What passes for a state-based enemy is a nation of 78 million deeply unhappy citizens ruled by twelfth-century mullahs, whose major act of aggression over the past thirty years was to repel an attack by its Iraqi neighbor with twelve-year-old soldiers carrying stick rifles. Still, the military-industrial complex manages to keep retooling, upgrading, and modernizing its fleet of 9,000 Abrams tanks as if the Berlin crisis of 1961 never ended.

When all is said and done, the accidental and unnecessary 7 percent topline of January 1981 gave birth to a vast imperial expeditionary force and conventional war-fighting machine. Yet after the Velvet Revolution of December 1988, it inhabited a world that had no need for imperial expeditions or industrial-strength conventional wars.

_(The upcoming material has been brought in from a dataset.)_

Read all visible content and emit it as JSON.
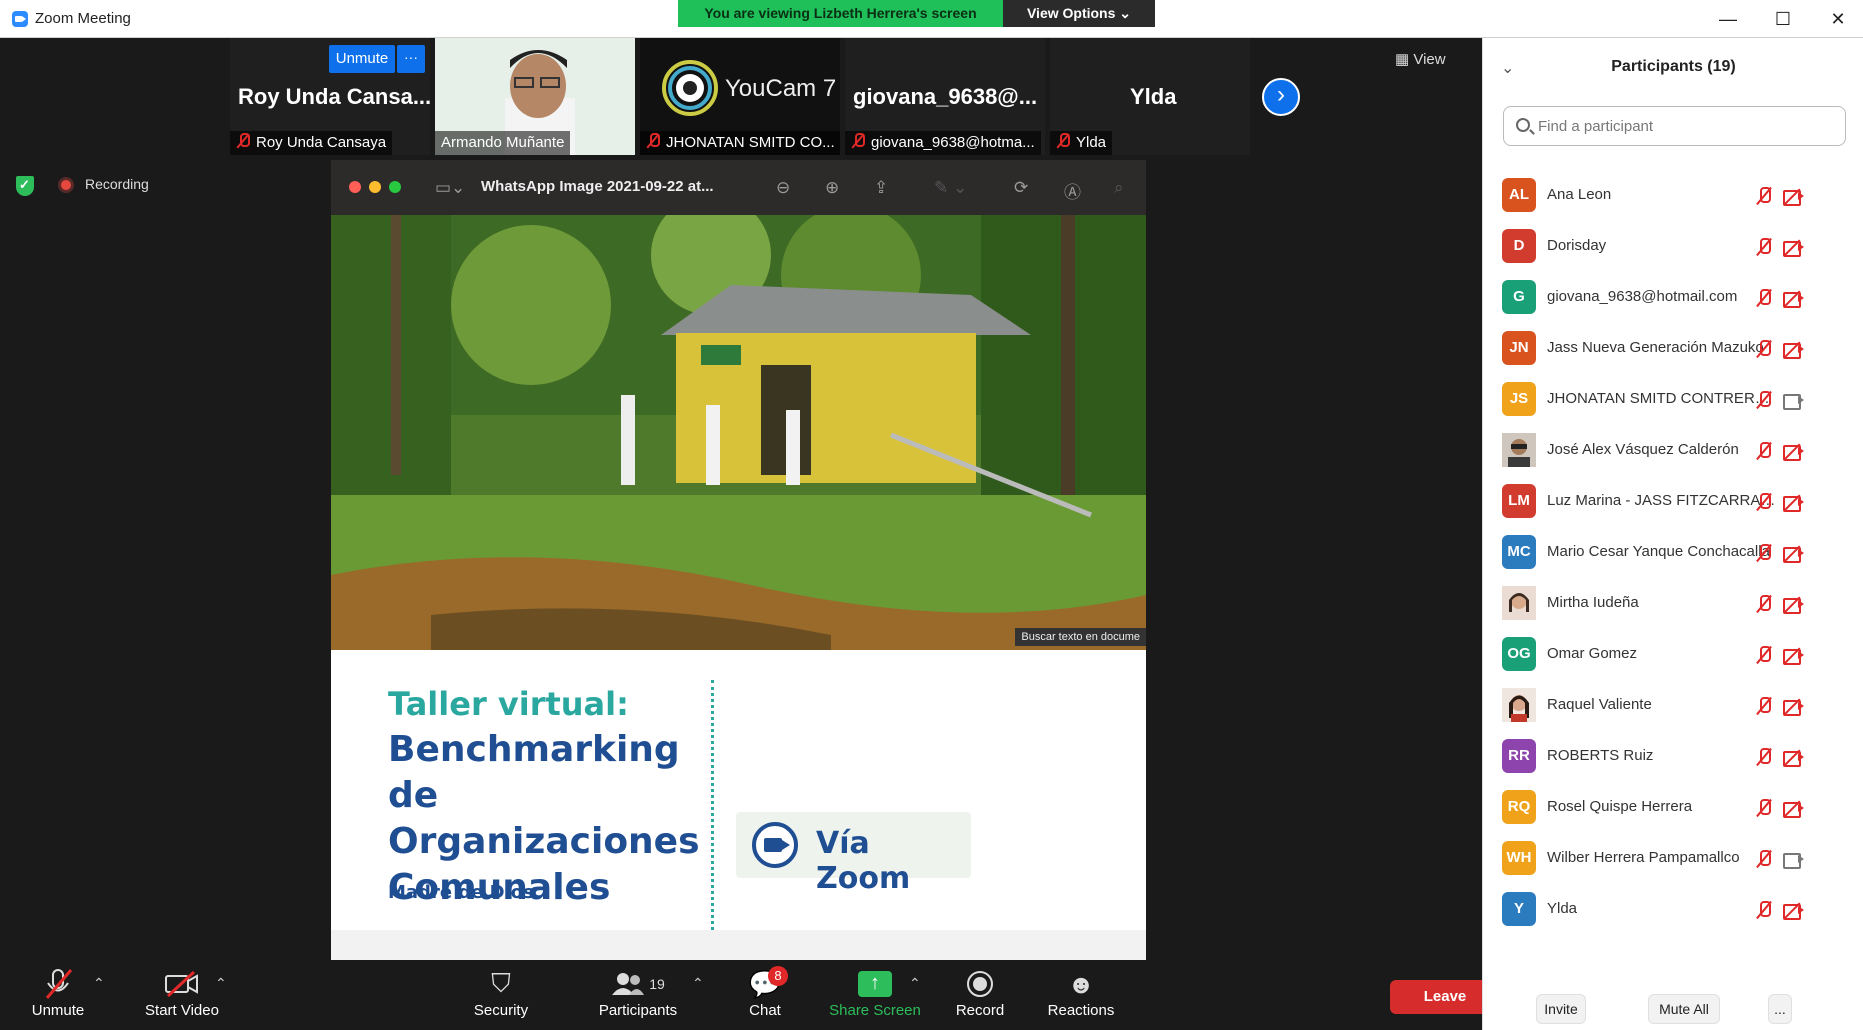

The remains of the Soviet empire soon settled into a handful of kleptocracies, Europe adverted to welfare-state senescence, and Red China morphed into the sneakers and Apple factory of the world. In short, there remained no place for a great expeditionary force to operate, save for the littoral states of the Middle East.

The latter, unhappily, provided the ideal venue. After the fall of the Berlin Wall, the six-hundred-ship navy began to steadily loose girth, but its capacity to rain destruction on the lands ringing the Persian Gulf from a standoff platform in the deep water could not be gainsaid.

Likewise, the helicopter fleets, the close air support and attack aircraft wings, the fighter-bomber forces, and the raft of tactical missiles and smart munitions all proved suited for occupying the Middle Eastern lands of the unwilling and mostly unarmed. Nor could the vast open deserts and the crumbling mud and stone walls of its towns and villages have provided a more conducive proving ground for Abrams tanks and Bradley fighting vehicles.

The only thing missing was any plausible and justifiable reason of state for the deployment of this accidental expeditionary force to the desolate hills and mountains of Afghanistan, the bloody plains of the Tigris-Euphrates, or even the empty, scorpion-ridden dunes of Kuwait. None of this made oil any cheaper, even if that were a valid reason of state, which it is not.

By the Pentagon’s own reckoning there were never more than a few hundred Al-Qaeda members in Afghanistan. There should have been no surprise, therefore, when the holy warrior himself was found to have been holed up for six years in a farmhouse with three wives, six children, and a dozen goats. Above all else, Bin Laden’s final demise proved that it takes a few bundles of greenbacks, not an expeditionary army, to hunt down such terrorists as actually exist.

There can be little doubt, therefore, that George W. Bush, and his father before him, carried out their imperial adventures in the lands ringing the Persian Gulf because they could. An accident of history had bestowed upon them a massive conventional war-fighting machine, so they went to war without having to prove the case or raise an army by taxing the people and getting a declaration of Congress.

That much is plainly evident from the outcomes. What valid domestic security reason, for instance, can distinguish between the corrupt, violent Afghan warlords still on our payroll ten years later and the equally venal tribal chieftains for whom the bloody terror of the Taliban is a way of life.

Likewise, Iraq now consists of three principalities of corruption and thuggery rather than just one. Yet neither the old régime nor the new régimes did have or will have any bearing on the well-being of the American public.

The same is true of Kuwait next door. From the viewpoint of the true national interest the only difference between the Emir Al-Sabah IV and Saddam Hussein is that the latter is dead, having been on the wrong side of an ancient border dispute that was none of our business in the first place.

George W. Bush was appropriately castigated for landing on the deck of an aircraft carrier and declaring victory after great swaths of the ancient city of Baghdad had been reduced to rubble in only a few weeks. But that was not proof of victory at all, just evidence that wanton destruction could be rained on any city located within a thousand miles of the very aircraft carrier on which the forty-third president stood.